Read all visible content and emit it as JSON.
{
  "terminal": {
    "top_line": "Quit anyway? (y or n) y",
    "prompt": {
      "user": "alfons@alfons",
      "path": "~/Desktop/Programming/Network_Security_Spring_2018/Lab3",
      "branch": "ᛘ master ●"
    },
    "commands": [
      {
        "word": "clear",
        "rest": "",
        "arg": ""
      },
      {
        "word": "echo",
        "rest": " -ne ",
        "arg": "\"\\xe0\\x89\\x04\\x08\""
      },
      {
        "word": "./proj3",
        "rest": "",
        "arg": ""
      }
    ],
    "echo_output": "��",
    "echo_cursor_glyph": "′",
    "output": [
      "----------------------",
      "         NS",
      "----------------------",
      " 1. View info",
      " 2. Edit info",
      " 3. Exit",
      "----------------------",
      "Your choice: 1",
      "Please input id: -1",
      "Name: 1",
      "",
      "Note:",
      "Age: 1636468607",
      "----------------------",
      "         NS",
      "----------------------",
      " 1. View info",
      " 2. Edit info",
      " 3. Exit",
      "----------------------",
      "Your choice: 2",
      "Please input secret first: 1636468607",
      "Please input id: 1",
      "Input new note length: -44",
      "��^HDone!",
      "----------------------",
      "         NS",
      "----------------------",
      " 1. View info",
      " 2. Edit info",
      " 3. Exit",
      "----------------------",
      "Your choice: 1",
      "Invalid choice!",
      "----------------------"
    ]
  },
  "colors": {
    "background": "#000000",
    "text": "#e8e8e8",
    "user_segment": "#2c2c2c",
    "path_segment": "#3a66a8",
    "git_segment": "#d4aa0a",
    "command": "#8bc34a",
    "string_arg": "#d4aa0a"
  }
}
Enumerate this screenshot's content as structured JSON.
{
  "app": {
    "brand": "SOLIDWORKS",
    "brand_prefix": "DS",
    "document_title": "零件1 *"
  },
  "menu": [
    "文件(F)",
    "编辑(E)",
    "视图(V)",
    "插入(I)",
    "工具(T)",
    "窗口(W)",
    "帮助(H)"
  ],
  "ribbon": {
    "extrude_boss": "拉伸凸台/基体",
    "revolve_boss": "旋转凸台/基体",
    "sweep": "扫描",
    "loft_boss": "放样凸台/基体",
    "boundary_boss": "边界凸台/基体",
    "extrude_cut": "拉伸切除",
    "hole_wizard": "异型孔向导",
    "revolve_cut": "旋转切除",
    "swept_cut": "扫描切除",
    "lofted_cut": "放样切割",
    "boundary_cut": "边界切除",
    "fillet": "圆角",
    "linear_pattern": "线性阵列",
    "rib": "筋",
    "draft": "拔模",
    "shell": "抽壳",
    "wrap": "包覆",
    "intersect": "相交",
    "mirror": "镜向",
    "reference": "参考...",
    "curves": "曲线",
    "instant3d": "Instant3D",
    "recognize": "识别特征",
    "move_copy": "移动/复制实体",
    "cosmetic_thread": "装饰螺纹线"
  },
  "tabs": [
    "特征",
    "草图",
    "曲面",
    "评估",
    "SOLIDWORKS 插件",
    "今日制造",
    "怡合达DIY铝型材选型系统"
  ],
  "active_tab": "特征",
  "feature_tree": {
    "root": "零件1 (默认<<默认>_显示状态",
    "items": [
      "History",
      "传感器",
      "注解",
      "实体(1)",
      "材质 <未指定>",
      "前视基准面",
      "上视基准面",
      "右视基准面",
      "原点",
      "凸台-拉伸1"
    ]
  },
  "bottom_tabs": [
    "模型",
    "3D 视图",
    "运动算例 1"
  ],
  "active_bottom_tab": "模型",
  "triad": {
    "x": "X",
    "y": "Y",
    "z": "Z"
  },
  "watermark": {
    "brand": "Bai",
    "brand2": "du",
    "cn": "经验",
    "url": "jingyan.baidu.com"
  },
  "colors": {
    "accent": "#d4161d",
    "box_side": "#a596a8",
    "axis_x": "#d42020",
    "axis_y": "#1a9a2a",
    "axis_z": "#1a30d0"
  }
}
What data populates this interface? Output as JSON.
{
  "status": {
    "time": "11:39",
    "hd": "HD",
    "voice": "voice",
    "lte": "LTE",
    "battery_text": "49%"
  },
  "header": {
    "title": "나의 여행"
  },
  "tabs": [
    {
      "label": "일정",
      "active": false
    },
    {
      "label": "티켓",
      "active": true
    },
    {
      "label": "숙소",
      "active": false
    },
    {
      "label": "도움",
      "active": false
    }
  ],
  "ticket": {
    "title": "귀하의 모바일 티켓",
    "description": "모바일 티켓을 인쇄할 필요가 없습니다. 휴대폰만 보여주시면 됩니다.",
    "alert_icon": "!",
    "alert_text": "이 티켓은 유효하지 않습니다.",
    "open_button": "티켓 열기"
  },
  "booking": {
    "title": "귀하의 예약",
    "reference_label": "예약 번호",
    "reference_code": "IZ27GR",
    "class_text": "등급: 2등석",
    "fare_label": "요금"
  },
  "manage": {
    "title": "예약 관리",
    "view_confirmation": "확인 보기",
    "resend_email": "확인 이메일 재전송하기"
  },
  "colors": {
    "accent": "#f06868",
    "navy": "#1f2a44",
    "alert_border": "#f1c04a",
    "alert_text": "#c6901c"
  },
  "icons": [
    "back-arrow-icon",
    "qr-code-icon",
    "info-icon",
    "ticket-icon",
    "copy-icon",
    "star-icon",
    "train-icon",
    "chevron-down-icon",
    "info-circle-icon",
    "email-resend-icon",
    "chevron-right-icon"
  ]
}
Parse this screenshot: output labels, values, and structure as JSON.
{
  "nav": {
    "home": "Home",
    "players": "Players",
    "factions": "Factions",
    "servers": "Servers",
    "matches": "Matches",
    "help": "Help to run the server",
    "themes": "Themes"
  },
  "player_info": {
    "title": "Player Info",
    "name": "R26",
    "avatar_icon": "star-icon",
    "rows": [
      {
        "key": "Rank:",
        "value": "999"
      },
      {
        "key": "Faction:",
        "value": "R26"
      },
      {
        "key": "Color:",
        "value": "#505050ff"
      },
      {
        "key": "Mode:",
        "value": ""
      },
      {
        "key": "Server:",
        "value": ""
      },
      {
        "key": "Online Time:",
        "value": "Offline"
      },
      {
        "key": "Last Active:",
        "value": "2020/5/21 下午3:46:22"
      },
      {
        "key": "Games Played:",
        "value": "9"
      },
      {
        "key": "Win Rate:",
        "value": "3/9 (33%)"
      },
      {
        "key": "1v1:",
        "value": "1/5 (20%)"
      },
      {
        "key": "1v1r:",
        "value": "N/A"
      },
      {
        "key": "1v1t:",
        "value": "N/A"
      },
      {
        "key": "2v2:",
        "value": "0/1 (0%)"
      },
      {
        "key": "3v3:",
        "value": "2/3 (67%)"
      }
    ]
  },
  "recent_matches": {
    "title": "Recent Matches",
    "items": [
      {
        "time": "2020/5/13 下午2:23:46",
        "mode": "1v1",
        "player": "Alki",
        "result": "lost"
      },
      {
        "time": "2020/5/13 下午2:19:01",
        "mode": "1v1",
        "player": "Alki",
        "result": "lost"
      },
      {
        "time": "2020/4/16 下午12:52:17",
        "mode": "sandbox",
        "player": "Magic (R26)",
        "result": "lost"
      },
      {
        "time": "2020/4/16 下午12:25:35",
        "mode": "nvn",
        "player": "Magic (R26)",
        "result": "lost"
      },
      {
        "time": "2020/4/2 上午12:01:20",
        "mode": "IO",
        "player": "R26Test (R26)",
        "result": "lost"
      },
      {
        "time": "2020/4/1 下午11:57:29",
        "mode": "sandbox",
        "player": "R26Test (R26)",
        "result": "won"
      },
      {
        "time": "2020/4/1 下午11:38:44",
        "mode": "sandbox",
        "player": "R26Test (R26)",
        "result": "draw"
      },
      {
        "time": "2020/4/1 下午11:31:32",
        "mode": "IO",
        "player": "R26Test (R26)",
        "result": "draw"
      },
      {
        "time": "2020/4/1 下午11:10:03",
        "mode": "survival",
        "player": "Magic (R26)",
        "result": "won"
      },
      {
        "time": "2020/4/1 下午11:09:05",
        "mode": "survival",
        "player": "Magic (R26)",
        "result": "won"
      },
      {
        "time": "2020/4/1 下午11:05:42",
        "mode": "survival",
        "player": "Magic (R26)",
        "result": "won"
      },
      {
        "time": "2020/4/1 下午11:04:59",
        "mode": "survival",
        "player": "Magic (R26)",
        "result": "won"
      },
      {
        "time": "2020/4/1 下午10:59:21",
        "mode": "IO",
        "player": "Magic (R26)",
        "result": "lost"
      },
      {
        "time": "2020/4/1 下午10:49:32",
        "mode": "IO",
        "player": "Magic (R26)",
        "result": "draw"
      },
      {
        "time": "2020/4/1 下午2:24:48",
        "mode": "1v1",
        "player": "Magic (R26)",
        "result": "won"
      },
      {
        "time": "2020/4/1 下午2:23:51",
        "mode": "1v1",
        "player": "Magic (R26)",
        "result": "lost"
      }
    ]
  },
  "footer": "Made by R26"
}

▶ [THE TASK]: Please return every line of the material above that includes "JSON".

▶ [EXERCISE RESULT]:
Read all visible content and emit it as JSON.
Enumerate this screenshot's content as structured JSON.
What data populates this interface? Output as JSON.
Parse this screenshot: output labels, values, and structure as JSON.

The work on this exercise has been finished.